A recent paper by four Federal Reserve economists, “Making Sense of the Subprime Crisis,” found another cause. They surveyed the published research reports by Wall Street analysts and economists, and asked why the Wall Street experts failed to foresee the surge in subprime foreclosures in 2007 and 2008. The Fed economists concluded that the risk models used by Wall Street analysts correctly predicted that a drop in real estate prices of 10 or 20 percent would imperil the market for subprime mortgage-backed securities. But the analysts themselves assigned a very low probability to that happening.
The miss by Wall Street analysts shows how models can be precise out to several decimal places, and yet be totally off base. The analysts, according to the Fed paper, doggedly clung to the optimists’ mantra that nominal housing prices in the United States had not declined in decades — even though house prices did fall nationally, adjusted for inflation, in the 1970s, and there are many sizable regional declines over the years.
Besides, the formation of a housing bubble was well under way. Until 2003, prices moved in line with employment, incomes and migration patterns, but then they departed from the economic fundamentals.
The Wall Street models, said Paul S. Willen, an economist at the Federal Reserve in Boston, included a lot of wishful thinking about house prices. But, he added, it is also true that asset price trends are difficult to predict. “The price of an asset, like a house or a stock, reflects not only your beliefs about the future, but you’re also betting on other people’s beliefs,” he observed. “It’s these hierarchies of beliefs — these behavioral factors — that are so hard to model.”
Indeed, the behavioral uncertainty added to the escalating complexity of financial markets help explain the failure in risk management. The quantitative models typically have their origins in academia and often the physical sciences. In academia, the focus is on problems that can be solved, proved and published — not messy, intractable challenges. In science, the models derive from particle flows in a liquid or a gas, which conform to the neat, crisp laws of physics.
Not so in financial modeling. Emanuel Derman is a physicist who became a managing director at Goldman Sachs, a quant whose name is on a few financial models and author of “My Life as a Quant — Reflections on Physics and Finance” (Wiley, 2004). In a paper that will be published next year in a professional journal, Mr. Derman writes, “To confuse the model with the world is to embrace a future disaster driven by the belief that humans obey mathematical rules.”
Yet blaming the models for their shortcomings, he said in an interview, seems misguided. “The models were more a tool of enthusiasm than a cause of the crisis,” said Mr. Derman, who is a professor at Columbia University.
In boom times, new markets tend to outpace the human and technical systems to support them, said Richard R. Lindsey, president of the Callcott Group, a quantitative consulting group. Those support systems, he said, include pricing and risk models, back-office clearing and management’s understanding of the financial instruments. That is what happened in the mortgage-backed securities and credit derivatives markets.

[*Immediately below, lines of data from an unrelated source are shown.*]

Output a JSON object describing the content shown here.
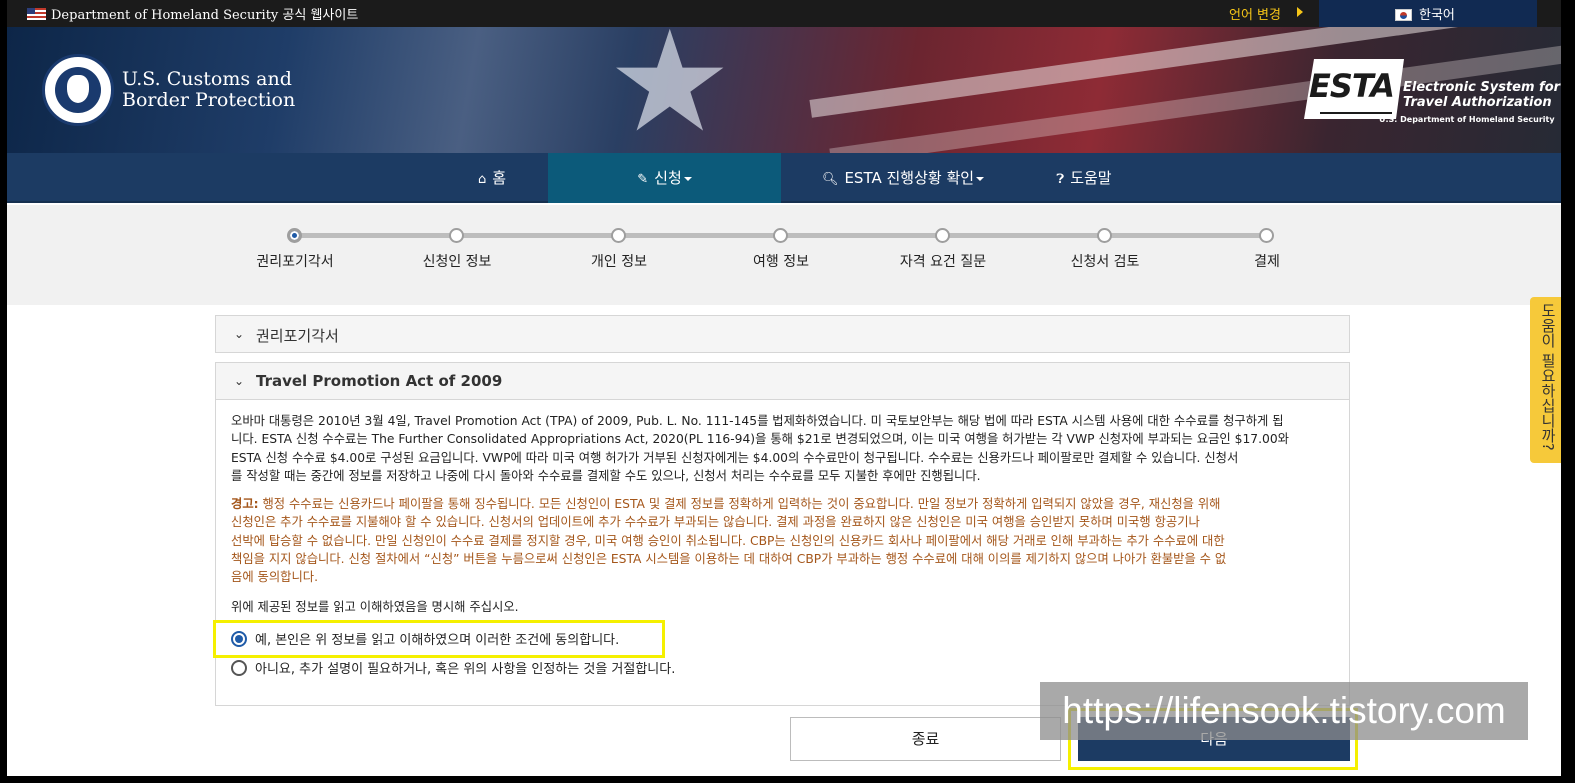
{
  "gov_bar": {
    "site_text": "Department of Homeland Security 공식 웹사이트",
    "lang_change": "언어 변경",
    "current_language": "한국어"
  },
  "banner": {
    "agency_line1": "U.S. Customs and",
    "agency_line2": "Border Protection",
    "esta_word": "ESTA",
    "esta_sub1": "Electronic System for",
    "esta_sub2": "Travel Authorization",
    "esta_dept": "U.S. Department of Homeland Security"
  },
  "nav": {
    "items": [
      {
        "label": "홈",
        "icon": "home-icon"
      },
      {
        "label": "신청",
        "icon": "pencil-icon"
      },
      {
        "label": "ESTA 진행상황 확인",
        "icon": "search-icon"
      },
      {
        "label": "도움말",
        "icon": "question-circle-icon"
      }
    ],
    "active": "신청"
  },
  "stepper": {
    "steps": [
      "권리포기각서",
      "신청인 정보",
      "개인 정보",
      "여행 정보",
      "자격 요건 질문",
      "신청서 검토",
      "결제"
    ],
    "current_step": 1
  },
  "accordion1": {
    "title": "권리포기각서"
  },
  "accordion2": {
    "title": "Travel Promotion Act of 2009",
    "para1_lines": [
      "오바마 대통령은 2010년 3월 4일, Travel Promotion Act (TPA) of 2009, Pub. L. No. 111-145를 법제화하였습니다. 미 국토보안부는 해당 법에 따라 ESTA 시스템 사용에 대한 수수료를 청구하게 됩",
      "니다. ESTA 신청 수수료는 The Further Consolidated Appropriations Act, 2020(PL 116-94)을 통해 $21로 변경되었으며, 이는 미국 여행을 허가받는 각 VWP 신청자에 부과되는 요금인 $17.00와",
      "ESTA 신청 수수료 $4.00로 구성된 요금입니다. VWP에 따라 미국 여행 허가가 거부된 신청자에게는 $4.00의 수수료만이 청구됩니다. 수수료는 신용카드나 페이팔로만 결제할 수 있습니다. 신청서",
      "를 작성할 때는 중간에 정보를 저장하고 나중에 다시 돌아와 수수료를 결제할 수도 있으나, 신청서 처리는 수수료를 모두 지불한 후에만 진행됩니다."
    ],
    "warn_label": "경고:",
    "warn_lines": [
      " 행정 수수료는 신용카드나 페이팔을 통해 징수됩니다. 모든 신청인이 ESTA 및 결제 정보를 정확하게 입력하는 것이 중요합니다. 만일 정보가 정확하게 입력되지 않았을 경우, 재신청을 위해",
      "신청인은 추가 수수료를 지불해야 할 수 있습니다. 신청서의 업데이트에 추가 수수료가 부과되는 않습니다. 결제 과정을 완료하지 않은 신청인은 미국 여행을 승인받지 못하며 미국행 항공기나",
      "선박에 탑승할 수 없습니다. 만일 신청인이 수수료 결제를 정지할 경우, 미국 여행 승인이 취소됩니다. CBP는 신청인의 신용카드 회사나 페이팔에서 해당 거래로 인해 부과하는 추가 수수료에 대한",
      "책임을 지지 않습니다. 신청 절차에서 “신청” 버튼을 누름으로써 신청인은 ESTA 시스템을 이용하는 데 대하여 CBP가 부과하는 행정 수수료에 대해 이의를 제기하지 않으며 나아가 환불받을 수 없",
      "음에 동의합니다."
    ],
    "confirm_prompt": "위에 제공된 정보를 읽고 이해하였음을 명시해 주십시오.",
    "option_yes": "예, 본인은 위 정보를 읽고 이해하였으며 이러한 조건에 동의합니다.",
    "option_no": "아니요, 추가 설명이 필요하거나, 혹은 위의 사항을 인정하는 것을 거절합니다.",
    "selected": "yes"
  },
  "buttons": {
    "exit": "종료",
    "next": "다음"
  },
  "help_tab": "도움이 필요하십니까?",
  "watermark": "https://lifensook.tistory.com",
  "colors": {
    "nav_bg": "#1c3b63",
    "nav_active": "#0c5a7a",
    "warning_text": "#a4561a",
    "highlight": "#f5f000",
    "help_tab": "#f6c93a"
  }
}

Better modeling, more wisely applied, would have helped, Mr. Lindsey said, but so would have common sense in senior management. The mortgage securities markets, he noted, grew rapidly and generated high profits for a decade. “If you are making a high return, I guarantee you there is a high risk there, even if you can’t see it,” said Mr. Lindsey, a former chief economist of the Securities and Exchange Commission.
Among quants, some recognized the gathering storm. Mr. Lo, the director of M.I.T. Laboratory for Financial Engineering, co-wrote a paper that he presented in October 2004 at a National Bureau of Economic Research conference. The research paper warned of the rising systemic risk to financial markets and particularly focused on the potential liquidity, leverage and counterparty risk from hedge funds.
Over the next two years, Mr. Lo also made presentations to Federal Reserve officials in New York and Washington, and before the European Central Bank in Brussels. Among economists and academics, he said, the research was well received. “On the industry side, it was dismissed,” he recalled.
The dismissive response, Mr. Lo said, was not really surprising because Wall Street was going to chase profits in the good times. The path to sensible restraint, he said, will include not only better risk models, but also more regulation. Like others, Mr. Lo recommends higher capital requirements for banks and the use of exchanges or clearinghouses for the trade of exotic securities, so that prices and risks are more visible. Any hedge fund with more than $1 billion in assets, he added, should be compelled to report its holdings to regulators.
Financial regulation, Mr. Lo said, should be seen as similar to fire safety rules in building codes. The chances of any building burning down are slight, but ceiling sprinklers, fire extinguishers and fire escapes are mandated by law.
“We’ve learned the hard way that the consequences can be catastrophic, even if statistically improbable,” he said.